» **Provided data**
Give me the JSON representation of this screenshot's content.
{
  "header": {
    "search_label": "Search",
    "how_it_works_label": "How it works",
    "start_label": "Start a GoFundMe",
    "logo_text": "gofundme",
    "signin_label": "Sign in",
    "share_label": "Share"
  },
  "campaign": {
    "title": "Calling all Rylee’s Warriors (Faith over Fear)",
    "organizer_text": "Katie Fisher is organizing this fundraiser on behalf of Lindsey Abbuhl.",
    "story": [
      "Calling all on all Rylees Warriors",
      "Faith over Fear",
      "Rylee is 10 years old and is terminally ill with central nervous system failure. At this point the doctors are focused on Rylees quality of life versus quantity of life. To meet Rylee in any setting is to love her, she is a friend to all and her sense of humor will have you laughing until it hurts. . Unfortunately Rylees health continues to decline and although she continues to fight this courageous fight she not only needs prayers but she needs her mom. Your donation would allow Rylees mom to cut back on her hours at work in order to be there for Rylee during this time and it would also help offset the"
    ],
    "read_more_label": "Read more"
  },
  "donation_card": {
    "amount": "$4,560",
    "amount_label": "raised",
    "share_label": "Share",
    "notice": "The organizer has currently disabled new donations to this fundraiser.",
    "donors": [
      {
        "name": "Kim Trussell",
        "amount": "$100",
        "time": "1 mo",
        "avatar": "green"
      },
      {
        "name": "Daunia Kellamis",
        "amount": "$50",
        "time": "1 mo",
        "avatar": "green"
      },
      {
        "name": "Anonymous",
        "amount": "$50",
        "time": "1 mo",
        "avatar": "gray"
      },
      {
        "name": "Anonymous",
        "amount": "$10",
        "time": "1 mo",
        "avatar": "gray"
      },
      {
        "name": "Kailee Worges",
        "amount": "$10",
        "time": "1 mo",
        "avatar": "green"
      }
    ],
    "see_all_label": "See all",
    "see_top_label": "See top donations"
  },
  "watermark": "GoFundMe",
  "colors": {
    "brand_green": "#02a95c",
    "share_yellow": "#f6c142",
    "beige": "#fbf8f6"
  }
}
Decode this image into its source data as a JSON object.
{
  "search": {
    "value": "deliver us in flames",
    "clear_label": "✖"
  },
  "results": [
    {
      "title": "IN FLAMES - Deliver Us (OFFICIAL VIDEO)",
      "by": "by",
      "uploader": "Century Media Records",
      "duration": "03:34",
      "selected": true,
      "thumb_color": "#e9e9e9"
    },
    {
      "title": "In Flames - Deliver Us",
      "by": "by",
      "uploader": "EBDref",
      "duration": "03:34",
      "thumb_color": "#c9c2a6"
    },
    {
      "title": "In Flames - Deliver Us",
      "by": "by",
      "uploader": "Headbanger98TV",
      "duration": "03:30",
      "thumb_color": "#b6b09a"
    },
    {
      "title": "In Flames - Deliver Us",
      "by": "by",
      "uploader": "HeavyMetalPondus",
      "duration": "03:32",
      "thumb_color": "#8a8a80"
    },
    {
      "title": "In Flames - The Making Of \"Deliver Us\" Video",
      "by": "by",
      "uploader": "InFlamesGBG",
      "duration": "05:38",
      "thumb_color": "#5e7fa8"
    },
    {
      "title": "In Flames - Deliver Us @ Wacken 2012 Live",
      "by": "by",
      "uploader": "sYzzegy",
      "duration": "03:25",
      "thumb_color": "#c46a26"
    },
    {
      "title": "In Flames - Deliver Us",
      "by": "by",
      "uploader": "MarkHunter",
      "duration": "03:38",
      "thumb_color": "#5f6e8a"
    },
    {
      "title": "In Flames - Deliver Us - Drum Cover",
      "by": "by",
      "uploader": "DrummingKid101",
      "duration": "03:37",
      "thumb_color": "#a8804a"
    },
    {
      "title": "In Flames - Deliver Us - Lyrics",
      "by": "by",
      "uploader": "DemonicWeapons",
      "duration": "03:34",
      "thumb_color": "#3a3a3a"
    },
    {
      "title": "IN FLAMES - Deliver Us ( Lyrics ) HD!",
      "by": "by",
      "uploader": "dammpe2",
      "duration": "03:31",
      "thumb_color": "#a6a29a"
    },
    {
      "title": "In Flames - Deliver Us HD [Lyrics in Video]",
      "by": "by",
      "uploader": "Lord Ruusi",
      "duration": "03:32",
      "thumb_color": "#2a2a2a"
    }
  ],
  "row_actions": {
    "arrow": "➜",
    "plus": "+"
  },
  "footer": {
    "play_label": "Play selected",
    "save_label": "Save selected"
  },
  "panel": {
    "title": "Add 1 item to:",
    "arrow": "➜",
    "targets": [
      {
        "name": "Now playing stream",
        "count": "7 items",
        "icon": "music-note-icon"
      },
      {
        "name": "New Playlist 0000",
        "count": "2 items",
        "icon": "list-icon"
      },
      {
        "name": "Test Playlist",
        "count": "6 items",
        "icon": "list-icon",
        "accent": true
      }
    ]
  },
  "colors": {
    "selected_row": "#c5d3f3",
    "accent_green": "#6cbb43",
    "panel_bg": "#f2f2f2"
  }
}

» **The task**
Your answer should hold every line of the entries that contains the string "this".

» **Output of the task**
Give me the JSON representation of this screenshot's content.
    "organizer_text": "Katie Fisher is organizing this fundraiser on behalf of Lindsey Abbuhl.",
      "Rylee is 10 years old and is terminally ill with central nervous system failure. At this point the doctors are focused on Rylees quality of life versus quantity of life. To meet Rylee in any setting is to love her, she is a friend to all and her sense of humor will have you laughing until it hurts. . Unfortunately Rylees health continues to decline and although she continues to fight this courageous fight she not only needs prayers but she needs her mom. Your donation would allow Rylees mom to cut back on her hours at work in order to be there for Rylee during this time and it would also help offset the"
    "notice": "The organizer has currently disabled new donations to this fundraiser.",
Decode this image into its source data as a JSON object.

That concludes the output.